  23. 24. <ul><li>Niches can be measured: </li></ul><ul><li>The range of niche a species will occupy with no competitor is called its’ fundamental niche </li></ul><ul><li>The range in which it actually lives, if it is having to compete, is called its’ realized niche </li></ul>
  24. 25. © 2003 John Wiley and Sons Publishers Fig 7.7 The occurrence of freshwater flatworms in cold mountain streams in Great Britain.
  25. 26. Environmental Factors That Influence Diversity!! <ul><li>Diversity varies from place to place </li></ul><ul><li>Generally, greater in lower latitudes </li></ul>
  26. 27. <ul><li>Ecological gradient: the change in relative abundance of a species over an area (ie: change in elevation in the mtns.) </li></ul>
  27. 28. © 2003 John Wiley and Sons Publishers Fig 7.10 Change in the relative abundance of a species over an area or a distance is referred to as an ecological gradient.
  28. 29. <ul><li>Factors that increase or decrease diversity: </li></ul><ul><li>Increase diversity : </li></ul><ul><li>1. Physically diverse habitat </li></ul><ul><li>2. Moderate disturbance </li></ul><ul><li>3. Small variation in env. conditions </li></ul><ul><li>4. High diversity at one trophic level increases diversity of another level </li></ul>

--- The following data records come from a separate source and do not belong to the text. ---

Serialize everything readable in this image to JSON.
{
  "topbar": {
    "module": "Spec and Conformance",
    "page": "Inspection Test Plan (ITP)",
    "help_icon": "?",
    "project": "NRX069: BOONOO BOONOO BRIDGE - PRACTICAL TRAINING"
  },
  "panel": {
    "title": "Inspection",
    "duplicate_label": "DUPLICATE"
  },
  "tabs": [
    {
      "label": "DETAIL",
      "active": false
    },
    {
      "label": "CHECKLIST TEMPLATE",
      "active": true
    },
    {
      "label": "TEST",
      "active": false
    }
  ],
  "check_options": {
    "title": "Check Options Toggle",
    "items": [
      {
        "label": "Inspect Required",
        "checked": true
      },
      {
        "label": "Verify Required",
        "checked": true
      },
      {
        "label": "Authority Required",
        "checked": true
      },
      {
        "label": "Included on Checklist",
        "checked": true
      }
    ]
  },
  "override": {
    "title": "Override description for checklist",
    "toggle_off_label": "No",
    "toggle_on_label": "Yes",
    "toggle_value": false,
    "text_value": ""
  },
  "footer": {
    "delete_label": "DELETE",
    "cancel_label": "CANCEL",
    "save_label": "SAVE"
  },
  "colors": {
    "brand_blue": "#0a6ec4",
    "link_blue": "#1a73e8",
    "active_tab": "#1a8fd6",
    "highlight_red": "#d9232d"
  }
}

  29. 30. <ul><li>Decrease diversity </li></ul><ul><li>1. Environmental stress </li></ul><ul><li>2. Extreme environmental conditions </li></ul><ul><li>3. Severe limitation of an essential resource </li></ul><ul><li>4. Extreme disturbance </li></ul><ul><li>5. Recent exotic species </li></ul><ul><li>6. Geographic isolation (island effect) </li></ul>
  30. 31. <ul><li>Humans greatly affect diversity : </li></ul><ul><ul><li>Development and industry </li></ul></ul><ul><ul><li>Favoring one species over another </li></ul></ul><ul><ul><li>Manipulating environments </li></ul></ul><ul><li>Species diversity in an area may change over time, seasons, decades, centuries... </li></ul>
  31. 32. The Geography of Life <ul><li>The kinds and numbers of species varies greatly from place to place. These large-scale global patterns are called biogeography </li></ul>
  32. 33. <ul><li>Biotic Provinces </li></ul><ul><li>Six “realms” were identified in 1876 based on the types of animals found there: </li></ul><ul><li>(Remember: classification of orgs are based on evolutionary relationships or similar characteristics) </li></ul>
  33. 34. © 2003 John Wiley and Sons Publishers Fig 8.3 The major vegetation realms are also based on genetic factors.
  34. 35. <ul><li>Continental drift explains the origin of these provinces as land masses periodically unified (genetic mix and spread of species) and then separated (isolation and speciation) </li></ul>
  35. 36. <ul><li>Biomes : </li></ul><ul><li>Each continent has diverse climates and habitats so diversity of species is high </li></ul><ul><li>Biome = a kind of ecosystem </li></ul><ul><li>Similar environmental conditions (selective pressures) lead to evolution of orgs similar in form and function but not genetic heritage or internal make-up. </li></ul>
  36. 37. © 2003 John Wiley and Sons Publishers Fig 8.13 Global distribution of the major land biomes.
  37. 38. <ul><li>Divergent evolution occurs when a pop. is separated and evolves in isolation from main groups, often under different selective pressures. They have common ancestry and retain some common characteristics of their ancestors. (ex: marine mammals) </li></ul>
  38. 40. © 2003 John Wiley and Sons Publishers Fig 8.10 Evolutionary divergence among honeycreepers in Hawaii.
  39. 41. <ul><li>Island Biogeography </li></ul><ul><ul><li>Generally observe adaptive radiation: species evolve by divergent evolution as they separate into smaller groups, often on different islands, each adapting to a more specialized role (niche) </li></ul></ul><ul><ul><li>Species diversity and islands: </li></ul></ul>
  40. 42. © 2003 John Wiley and Sons Publishers Fig 8.11 Idealized relation of an island’s size, distance from the mainland, and number of species. Pg 138